Top of Input data

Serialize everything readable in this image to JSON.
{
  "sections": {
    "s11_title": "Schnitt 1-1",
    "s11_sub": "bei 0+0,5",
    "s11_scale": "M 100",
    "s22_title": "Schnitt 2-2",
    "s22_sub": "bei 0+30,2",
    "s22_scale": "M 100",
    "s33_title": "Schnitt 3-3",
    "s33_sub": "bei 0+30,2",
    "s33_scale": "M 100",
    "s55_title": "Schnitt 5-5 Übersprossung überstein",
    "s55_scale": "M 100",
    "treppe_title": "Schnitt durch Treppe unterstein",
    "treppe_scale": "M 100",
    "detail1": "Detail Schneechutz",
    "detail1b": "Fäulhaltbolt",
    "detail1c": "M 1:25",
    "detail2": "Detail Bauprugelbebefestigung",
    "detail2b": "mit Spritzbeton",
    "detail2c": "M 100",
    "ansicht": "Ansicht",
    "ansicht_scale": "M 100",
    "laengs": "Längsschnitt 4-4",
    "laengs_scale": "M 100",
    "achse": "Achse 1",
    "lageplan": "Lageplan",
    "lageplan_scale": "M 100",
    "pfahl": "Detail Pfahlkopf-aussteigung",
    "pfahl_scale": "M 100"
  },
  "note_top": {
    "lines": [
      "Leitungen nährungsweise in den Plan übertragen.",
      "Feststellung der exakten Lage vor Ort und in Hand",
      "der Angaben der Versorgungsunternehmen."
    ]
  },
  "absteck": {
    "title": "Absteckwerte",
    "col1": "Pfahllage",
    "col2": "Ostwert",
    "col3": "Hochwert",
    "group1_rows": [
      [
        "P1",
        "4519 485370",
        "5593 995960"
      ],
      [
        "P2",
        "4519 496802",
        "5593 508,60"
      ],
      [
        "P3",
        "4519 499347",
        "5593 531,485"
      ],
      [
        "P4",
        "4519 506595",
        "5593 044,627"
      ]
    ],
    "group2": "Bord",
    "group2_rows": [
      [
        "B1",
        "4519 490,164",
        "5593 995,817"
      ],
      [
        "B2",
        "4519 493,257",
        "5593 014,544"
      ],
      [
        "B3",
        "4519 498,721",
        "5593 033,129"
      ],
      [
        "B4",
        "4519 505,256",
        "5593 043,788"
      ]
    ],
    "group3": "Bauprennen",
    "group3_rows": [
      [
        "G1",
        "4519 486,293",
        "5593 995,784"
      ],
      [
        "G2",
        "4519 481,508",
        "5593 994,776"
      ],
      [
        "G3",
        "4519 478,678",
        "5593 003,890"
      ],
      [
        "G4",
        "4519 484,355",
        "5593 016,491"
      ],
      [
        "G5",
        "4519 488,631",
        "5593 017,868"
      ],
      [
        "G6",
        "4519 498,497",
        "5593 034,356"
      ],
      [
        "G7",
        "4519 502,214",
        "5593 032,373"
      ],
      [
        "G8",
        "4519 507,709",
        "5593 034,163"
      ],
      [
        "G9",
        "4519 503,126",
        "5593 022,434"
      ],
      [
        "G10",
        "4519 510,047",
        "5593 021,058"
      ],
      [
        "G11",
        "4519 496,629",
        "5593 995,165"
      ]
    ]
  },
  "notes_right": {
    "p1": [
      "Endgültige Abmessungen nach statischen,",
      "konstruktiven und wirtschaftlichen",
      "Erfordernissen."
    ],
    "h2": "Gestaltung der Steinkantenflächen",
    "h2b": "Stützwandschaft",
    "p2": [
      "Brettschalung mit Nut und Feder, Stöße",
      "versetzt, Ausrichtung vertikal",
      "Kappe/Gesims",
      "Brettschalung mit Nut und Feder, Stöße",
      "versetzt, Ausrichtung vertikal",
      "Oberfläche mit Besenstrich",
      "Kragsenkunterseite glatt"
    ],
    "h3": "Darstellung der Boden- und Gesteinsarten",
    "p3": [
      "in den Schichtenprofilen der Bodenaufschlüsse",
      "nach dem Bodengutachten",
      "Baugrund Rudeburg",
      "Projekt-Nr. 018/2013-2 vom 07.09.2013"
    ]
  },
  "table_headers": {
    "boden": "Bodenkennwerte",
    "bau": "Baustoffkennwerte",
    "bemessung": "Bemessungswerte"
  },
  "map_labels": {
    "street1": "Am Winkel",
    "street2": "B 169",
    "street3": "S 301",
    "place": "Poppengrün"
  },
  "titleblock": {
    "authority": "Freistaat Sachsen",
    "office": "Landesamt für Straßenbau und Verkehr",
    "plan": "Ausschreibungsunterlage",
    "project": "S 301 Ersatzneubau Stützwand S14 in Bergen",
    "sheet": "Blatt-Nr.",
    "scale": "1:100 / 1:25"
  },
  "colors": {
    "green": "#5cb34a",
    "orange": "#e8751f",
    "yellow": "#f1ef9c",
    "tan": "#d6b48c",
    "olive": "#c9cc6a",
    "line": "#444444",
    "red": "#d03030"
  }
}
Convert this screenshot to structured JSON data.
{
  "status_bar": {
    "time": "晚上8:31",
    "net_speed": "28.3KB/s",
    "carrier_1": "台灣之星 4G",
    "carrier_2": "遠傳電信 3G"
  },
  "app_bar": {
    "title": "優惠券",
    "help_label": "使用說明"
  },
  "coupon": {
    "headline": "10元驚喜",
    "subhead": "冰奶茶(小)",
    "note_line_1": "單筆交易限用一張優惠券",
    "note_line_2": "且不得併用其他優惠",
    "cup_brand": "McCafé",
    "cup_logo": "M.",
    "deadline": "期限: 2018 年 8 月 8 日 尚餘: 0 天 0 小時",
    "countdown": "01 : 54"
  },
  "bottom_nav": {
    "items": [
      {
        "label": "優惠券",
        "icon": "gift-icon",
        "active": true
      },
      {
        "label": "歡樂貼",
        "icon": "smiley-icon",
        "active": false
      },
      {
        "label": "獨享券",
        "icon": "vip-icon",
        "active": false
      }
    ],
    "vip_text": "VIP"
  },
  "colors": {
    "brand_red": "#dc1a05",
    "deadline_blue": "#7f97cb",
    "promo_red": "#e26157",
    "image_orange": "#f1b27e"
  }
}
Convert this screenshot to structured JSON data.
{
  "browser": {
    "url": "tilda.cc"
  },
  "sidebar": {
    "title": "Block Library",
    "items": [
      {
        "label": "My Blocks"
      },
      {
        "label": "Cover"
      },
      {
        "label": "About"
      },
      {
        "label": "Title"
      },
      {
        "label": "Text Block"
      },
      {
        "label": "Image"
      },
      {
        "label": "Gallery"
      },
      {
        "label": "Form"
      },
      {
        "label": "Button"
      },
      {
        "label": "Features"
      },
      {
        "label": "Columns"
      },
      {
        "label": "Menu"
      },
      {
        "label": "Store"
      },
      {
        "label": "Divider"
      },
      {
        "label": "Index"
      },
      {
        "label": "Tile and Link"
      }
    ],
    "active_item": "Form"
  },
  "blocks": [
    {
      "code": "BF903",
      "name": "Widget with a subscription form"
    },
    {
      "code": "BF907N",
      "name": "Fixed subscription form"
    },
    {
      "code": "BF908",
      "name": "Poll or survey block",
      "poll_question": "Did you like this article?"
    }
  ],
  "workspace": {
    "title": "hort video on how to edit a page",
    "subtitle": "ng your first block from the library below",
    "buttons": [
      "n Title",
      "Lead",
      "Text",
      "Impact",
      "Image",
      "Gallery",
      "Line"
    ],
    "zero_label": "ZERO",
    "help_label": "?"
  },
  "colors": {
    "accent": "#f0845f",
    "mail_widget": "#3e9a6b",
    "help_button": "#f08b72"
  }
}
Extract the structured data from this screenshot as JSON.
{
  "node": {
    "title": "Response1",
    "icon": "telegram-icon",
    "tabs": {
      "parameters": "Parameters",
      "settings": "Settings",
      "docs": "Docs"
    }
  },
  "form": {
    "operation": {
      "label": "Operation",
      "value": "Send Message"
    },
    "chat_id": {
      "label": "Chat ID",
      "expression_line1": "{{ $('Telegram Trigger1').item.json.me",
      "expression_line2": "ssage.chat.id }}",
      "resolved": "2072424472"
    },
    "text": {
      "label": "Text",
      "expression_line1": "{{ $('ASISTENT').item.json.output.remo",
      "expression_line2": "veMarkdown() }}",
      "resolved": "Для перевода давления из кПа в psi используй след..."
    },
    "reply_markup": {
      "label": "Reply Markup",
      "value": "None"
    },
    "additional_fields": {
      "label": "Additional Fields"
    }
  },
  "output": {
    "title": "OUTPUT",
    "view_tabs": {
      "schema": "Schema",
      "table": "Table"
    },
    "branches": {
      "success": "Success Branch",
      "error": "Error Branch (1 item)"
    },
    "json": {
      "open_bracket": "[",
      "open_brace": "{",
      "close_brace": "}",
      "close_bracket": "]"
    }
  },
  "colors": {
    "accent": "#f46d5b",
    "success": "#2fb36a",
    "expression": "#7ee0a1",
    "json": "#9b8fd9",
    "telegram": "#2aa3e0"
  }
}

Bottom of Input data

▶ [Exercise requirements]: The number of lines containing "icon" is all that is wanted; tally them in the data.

▶ [Completed exercise]: 4